[Records from a dataset]
===============
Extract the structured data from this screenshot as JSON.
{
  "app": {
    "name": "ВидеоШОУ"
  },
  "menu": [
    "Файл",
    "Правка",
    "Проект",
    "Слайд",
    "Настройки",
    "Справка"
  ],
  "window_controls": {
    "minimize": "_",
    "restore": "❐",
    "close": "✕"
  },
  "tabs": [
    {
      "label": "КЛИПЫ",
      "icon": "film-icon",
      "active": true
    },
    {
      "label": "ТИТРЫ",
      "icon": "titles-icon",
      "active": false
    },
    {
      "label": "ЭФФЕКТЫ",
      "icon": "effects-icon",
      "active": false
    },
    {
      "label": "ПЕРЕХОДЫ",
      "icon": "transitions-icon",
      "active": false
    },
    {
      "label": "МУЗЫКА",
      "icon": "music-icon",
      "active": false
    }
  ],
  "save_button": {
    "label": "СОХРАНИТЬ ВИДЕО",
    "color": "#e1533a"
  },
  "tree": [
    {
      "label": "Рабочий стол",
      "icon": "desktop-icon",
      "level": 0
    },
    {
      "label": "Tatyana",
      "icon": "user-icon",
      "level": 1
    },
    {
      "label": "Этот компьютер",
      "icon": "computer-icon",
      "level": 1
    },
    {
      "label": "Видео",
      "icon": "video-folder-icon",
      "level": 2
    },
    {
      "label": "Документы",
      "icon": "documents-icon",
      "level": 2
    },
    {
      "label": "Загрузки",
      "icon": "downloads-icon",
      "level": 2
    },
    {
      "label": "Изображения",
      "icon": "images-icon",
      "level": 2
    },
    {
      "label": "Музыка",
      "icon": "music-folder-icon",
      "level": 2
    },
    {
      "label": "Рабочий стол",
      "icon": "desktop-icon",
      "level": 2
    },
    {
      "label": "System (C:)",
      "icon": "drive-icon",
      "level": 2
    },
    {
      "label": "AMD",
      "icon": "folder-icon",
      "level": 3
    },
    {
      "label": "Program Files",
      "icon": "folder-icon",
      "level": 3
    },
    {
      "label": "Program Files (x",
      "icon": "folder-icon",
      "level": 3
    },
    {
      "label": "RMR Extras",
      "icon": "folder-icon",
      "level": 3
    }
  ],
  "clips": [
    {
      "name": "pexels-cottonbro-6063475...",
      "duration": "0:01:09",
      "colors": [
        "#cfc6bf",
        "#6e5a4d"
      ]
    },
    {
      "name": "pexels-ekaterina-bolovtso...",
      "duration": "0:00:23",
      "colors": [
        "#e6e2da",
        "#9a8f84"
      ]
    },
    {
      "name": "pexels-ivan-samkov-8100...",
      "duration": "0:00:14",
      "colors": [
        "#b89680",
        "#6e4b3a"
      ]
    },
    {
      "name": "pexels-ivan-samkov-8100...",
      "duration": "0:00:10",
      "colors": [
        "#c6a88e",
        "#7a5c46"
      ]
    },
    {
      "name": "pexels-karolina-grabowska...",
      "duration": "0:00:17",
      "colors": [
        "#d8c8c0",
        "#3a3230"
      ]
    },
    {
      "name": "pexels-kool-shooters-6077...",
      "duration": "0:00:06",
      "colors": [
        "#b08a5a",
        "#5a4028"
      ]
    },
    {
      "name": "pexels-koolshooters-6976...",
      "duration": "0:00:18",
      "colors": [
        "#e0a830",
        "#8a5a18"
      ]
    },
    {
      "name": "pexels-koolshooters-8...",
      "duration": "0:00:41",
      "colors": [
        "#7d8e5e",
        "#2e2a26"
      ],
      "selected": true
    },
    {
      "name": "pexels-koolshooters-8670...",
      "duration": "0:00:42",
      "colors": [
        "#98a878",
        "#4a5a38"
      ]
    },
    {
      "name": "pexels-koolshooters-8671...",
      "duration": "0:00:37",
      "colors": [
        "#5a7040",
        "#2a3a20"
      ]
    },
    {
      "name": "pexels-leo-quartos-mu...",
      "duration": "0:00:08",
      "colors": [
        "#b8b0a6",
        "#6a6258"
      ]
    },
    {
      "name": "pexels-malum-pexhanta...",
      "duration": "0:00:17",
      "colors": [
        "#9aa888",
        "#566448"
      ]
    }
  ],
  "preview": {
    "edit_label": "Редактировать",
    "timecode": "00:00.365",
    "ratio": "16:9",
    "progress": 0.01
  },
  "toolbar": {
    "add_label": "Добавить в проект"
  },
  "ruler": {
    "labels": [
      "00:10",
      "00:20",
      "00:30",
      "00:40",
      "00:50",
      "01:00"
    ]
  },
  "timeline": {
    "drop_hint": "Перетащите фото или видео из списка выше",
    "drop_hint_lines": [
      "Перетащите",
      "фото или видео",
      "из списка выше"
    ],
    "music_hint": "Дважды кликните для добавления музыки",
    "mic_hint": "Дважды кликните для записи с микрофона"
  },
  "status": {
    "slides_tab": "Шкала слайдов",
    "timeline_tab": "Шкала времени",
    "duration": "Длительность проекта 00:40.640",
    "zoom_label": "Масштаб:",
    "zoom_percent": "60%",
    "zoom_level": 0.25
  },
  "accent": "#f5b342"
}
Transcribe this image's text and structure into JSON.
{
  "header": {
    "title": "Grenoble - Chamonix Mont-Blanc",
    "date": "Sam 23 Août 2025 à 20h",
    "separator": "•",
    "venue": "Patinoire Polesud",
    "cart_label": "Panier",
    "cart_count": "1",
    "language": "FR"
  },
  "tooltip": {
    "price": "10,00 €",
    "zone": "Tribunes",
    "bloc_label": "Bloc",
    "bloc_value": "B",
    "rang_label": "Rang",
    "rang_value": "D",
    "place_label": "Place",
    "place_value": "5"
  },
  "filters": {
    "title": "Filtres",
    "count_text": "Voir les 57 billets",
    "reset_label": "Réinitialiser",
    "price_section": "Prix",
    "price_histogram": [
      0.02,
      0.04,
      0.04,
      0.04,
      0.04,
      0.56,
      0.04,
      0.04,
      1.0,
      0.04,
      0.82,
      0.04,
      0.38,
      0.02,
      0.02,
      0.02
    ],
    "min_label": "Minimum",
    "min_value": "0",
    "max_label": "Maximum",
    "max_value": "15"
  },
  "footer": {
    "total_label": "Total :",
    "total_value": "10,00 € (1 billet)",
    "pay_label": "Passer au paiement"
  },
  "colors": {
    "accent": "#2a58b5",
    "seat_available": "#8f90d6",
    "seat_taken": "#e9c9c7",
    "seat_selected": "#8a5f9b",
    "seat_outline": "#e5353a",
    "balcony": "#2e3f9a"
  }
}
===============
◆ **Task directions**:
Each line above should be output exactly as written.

◆ **Response**:
Extract the structured data from this screenshot as JSON.
{
  "app": {
    "name": "ВидеоШОУ"
  },
  "menu": [
    "Файл",
    "Правка",
    "Проект",
    "Слайд",
    "Настройки",
    "Справка"
  ],
  "window_controls": {
    "minimize": "_",
    "restore": "❐",
    "close": "✕"
  },
  "tabs": [
    {
      "label": "КЛИПЫ",
      "icon": "film-icon",
      "active": true
    },
    {
      "label": "ТИТРЫ",
      "icon": "titles-icon",
      "active": false
    },
    {
      "label": "ЭФФЕКТЫ",
      "icon": "effects-icon",
      "active": false
    },
    {
      "label": "ПЕРЕХОДЫ",
      "icon": "transitions-icon",
      "active": false
    },
    {
      "label": "МУЗЫКА",
      "icon": "music-icon",
      "active": false
    }
  ],
  "save_button": {
    "label": "СОХРАНИТЬ ВИДЕО",
    "color": "#e1533a"
  },
  "tree": [
    {
      "label": "Рабочий стол",
      "icon": "desktop-icon",
      "level": 0
    },
    {
      "label": "Tatyana",
      "icon": "user-icon",
      "level": 1
    },
    {
      "label": "Этот компьютер",
      "icon": "computer-icon",
      "level": 1
    },
    {
      "label": "Видео",
      "icon": "video-folder-icon",
      "level": 2
    },
    {
      "label": "Документы",
      "icon": "documents-icon",
      "level": 2
    },
    {
      "label": "Загрузки",
      "icon": "downloads-icon",
      "level": 2
    },
    {
      "label": "Изображения",
      "icon": "images-icon",
      "level": 2
    },
    {
      "label": "Музыка",
      "icon": "music-folder-icon",
      "level": 2
    },
    {
      "label": "Рабочий стол",
      "icon": "desktop-icon",
      "level": 2
    },
    {
      "label": "System (C:)",
      "icon": "drive-icon",
      "level": 2
    },
    {
      "label": "AMD",
      "icon": "folder-icon",
      "level": 3
    },
    {
      "label": "Program Files",
      "icon": "folder-icon",
      "level": 3
    },
    {
      "label": "Program Files (x",
      "icon": "folder-icon",
      "level": 3
    },
    {
      "label": "RMR Extras",
      "icon": "folder-icon",
      "level": 3
    }
  ],
  "clips": [
    {
      "name": "pexels-cottonbro-6063475...",
      "duration": "0:01:09",
      "colors": [
        "#cfc6bf",
        "#6e5a4d"
      ]
    },
    {
      "name": "pexels-ekaterina-bolovtso...",
      "duration": "0:00:23",
      "colors": [
        "#e6e2da",
        "#9a8f84"
      ]
    },
    {
      "name": "pexels-ivan-samkov-8100...",
      "duration": "0:00:14",
      "colors": [
        "#b89680",
        "#6e4b3a"
      ]
    },
    {
      "name": "pexels-ivan-samkov-8100...",
      "duration": "0:00:10",
      "colors": [
        "#c6a88e",
        "#7a5c46"
      ]
    },
    {
      "name": "pexels-karolina-grabowska...",
      "duration": "0:00:17",
      "colors": [
        "#d8c8c0",
        "#3a3230"
      ]
    },
    {
      "name": "pexels-kool-shooters-6077...",
      "duration": "0:00:06",
      "colors": [
        "#b08a5a",
        "#5a4028"
      ]
    },
    {
      "name": "pexels-koolshooters-6976...",
      "duration": "0:00:18",
      "colors": [
        "#e0a830",
        "#8a5a18"
      ]
    },
    {
      "name": "pexels-koolshooters-8...",
      "duration": "0:00:41",
      "colors": [
        "#7d8e5e",
        "#2e2a26"
      ],
      "selected": true
    },
    {
      "name": "pexels-koolshooters-8670...",
      "duration": "0:00:42",
      "colors": [
        "#98a878",
        "#4a5a38"
      ]
    },
    {
      "name": "pexels-koolshooters-8671...",
      "duration": "0:00:37",
      "colors": [
        "#5a7040",
        "#2a3a20"
      ]
    },
    {
      "name": "pexels-leo-quartos-mu...",
      "duration": "0:00:08",
      "colors": [
        "#b8b0a6",
        "#6a6258"
      ]
    },
    {
      "name": "pexels-malum-pexhanta...",
      "duration": "0:00:17",
      "colors": [
        "#9aa888",
        "#566448"
      ]
    }
  ],
  "preview": {
    "edit_label": "Редактировать",
    "timecode": "00:00.365",
    "ratio": "16:9",
    "progress": 0.01
  },
  "toolbar": {
    "add_label": "Добавить в проект"
  },
  "ruler": {
    "labels": [
      "00:10",
      "00:20",
      "00:30",
      "00:40",
      "00:50",
      "01:00"
    ]
  },
  "timeline": {
    "drop_hint": "Перетащите фото или видео из списка выше",
    "drop_hint_lines": [
      "Перетащите",
      "фото или видео",
      "из списка выше"
    ],
    "music_hint": "Дважды кликните для добавления музыки",
    "mic_hint": "Дважды кликните для записи с микрофона"
  },
  "status": {
    "slides_tab": "Шкала слайдов",
    "timeline_tab": "Шкала времени",
    "duration": "Длительность проекта 00:40.640",
    "zoom_label": "Масштаб:",
    "zoom_percent": "60%",
    "zoom_level": 0.25
  },
  "accent": "#f5b342"
}
Transcribe this image's text and structure into JSON.
{
  "header": {
    "title": "Grenoble - Chamonix Mont-Blanc",
    "date": "Sam 23 Août 2025 à 20h",
    "separator": "•",
    "venue": "Patinoire Polesud",
    "cart_label": "Panier",
    "cart_count": "1",
    "language": "FR"
  },
  "tooltip": {
    "price": "10,00 €",
    "zone": "Tribunes",
    "bloc_label": "Bloc",
    "bloc_value": "B",
    "rang_label": "Rang",
    "rang_value": "D",
    "place_label": "Place",
    "place_value": "5"
  },
  "filters": {
    "title": "Filtres",
    "count_text": "Voir les 57 billets",
    "reset_label": "Réinitialiser",
    "price_section": "Prix",
    "price_histogram": [
      0.02,
      0.04,
      0.04,
      0.04,
      0.04,
      0.56,
      0.04,
      0.04,
      1.0,
      0.04,
      0.82,
      0.04,
      0.38,
      0.02,
      0.02,
      0.02
    ],
    "min_label": "Minimum",
    "min_value": "0",
    "max_label": "Maximum",
    "max_value": "15"
  },
  "footer": {
    "total_label": "Total :",
    "total_value": "10,00 € (1 billet)",
    "pay_label": "Passer au paiement"
  },
  "colors": {
    "accent": "#2a58b5",
    "seat_available": "#8f90d6",
    "seat_taken": "#e9c9c7",
    "seat_selected": "#8a5f9b",
    "seat_outline": "#e5353a",
    "balcony": "#2e3f9a"
  }
}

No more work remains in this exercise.